* YOUR OBJECTIVE
Say how many of the lines below include the word "JSON". Only the number should be given.

* DATASET EXTRACT
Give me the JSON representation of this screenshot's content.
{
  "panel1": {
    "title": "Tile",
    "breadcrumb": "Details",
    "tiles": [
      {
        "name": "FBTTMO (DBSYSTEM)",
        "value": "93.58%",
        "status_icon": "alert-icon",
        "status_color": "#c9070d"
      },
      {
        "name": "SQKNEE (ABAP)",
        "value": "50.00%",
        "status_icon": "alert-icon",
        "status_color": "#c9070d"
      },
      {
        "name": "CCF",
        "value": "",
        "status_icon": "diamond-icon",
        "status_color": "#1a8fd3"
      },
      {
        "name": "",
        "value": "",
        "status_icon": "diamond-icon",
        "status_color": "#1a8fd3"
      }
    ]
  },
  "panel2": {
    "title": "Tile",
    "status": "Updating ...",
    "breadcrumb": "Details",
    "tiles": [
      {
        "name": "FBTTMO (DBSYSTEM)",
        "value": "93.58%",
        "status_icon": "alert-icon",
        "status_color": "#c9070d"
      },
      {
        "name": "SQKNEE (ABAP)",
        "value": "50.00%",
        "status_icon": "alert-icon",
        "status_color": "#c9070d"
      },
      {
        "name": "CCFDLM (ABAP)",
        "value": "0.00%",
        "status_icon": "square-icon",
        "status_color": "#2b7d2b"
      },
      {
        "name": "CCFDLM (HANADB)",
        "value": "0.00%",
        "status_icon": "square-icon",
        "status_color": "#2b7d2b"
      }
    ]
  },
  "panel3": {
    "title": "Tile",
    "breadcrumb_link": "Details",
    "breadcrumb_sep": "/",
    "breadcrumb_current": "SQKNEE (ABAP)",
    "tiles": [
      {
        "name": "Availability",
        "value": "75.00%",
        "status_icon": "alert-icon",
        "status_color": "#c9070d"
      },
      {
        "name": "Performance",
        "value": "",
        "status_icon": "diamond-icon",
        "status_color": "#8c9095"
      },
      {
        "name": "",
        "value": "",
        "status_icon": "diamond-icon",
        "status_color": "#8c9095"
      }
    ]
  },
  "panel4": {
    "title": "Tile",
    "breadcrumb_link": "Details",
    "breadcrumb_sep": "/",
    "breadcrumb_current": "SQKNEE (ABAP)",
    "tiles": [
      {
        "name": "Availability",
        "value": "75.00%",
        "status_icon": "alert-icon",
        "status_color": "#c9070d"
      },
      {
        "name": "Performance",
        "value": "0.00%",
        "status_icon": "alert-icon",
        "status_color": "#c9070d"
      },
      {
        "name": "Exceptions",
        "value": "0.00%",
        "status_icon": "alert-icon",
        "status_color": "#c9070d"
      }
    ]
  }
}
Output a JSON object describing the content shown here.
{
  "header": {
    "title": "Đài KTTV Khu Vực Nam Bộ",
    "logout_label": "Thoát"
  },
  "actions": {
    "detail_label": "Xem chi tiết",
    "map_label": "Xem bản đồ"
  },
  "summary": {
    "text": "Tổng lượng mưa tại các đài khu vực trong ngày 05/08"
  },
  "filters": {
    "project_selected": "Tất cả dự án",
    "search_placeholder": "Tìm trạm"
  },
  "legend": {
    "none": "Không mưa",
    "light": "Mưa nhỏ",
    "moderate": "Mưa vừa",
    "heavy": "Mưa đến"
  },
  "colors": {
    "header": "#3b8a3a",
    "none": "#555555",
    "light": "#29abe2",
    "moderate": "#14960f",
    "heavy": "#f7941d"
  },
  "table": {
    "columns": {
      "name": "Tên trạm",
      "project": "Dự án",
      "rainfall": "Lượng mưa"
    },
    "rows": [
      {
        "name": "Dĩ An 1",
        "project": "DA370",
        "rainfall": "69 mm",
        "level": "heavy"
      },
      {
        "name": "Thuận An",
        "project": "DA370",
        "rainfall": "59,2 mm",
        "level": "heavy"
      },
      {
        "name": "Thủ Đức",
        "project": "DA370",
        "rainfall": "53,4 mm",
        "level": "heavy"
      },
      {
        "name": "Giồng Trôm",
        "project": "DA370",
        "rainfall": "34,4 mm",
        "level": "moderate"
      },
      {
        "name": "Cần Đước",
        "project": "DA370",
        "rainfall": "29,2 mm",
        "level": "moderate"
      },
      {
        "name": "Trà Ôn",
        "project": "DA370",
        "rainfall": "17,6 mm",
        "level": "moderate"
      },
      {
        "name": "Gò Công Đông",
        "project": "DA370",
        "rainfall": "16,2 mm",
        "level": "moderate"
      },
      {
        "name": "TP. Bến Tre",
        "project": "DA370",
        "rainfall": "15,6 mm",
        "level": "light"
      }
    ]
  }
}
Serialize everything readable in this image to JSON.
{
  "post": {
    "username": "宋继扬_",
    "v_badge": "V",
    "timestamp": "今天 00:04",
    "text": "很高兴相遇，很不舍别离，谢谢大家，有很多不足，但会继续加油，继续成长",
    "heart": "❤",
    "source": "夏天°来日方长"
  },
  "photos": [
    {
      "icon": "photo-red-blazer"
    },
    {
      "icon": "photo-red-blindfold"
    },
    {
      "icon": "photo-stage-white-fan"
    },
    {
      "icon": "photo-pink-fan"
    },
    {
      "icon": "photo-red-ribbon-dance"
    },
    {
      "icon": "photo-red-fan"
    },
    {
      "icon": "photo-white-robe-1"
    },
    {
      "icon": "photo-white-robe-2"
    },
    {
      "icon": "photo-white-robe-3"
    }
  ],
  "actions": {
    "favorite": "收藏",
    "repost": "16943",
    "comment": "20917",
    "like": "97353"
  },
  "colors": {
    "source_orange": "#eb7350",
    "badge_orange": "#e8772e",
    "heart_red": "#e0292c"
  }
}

* YOUR SOLUTION
3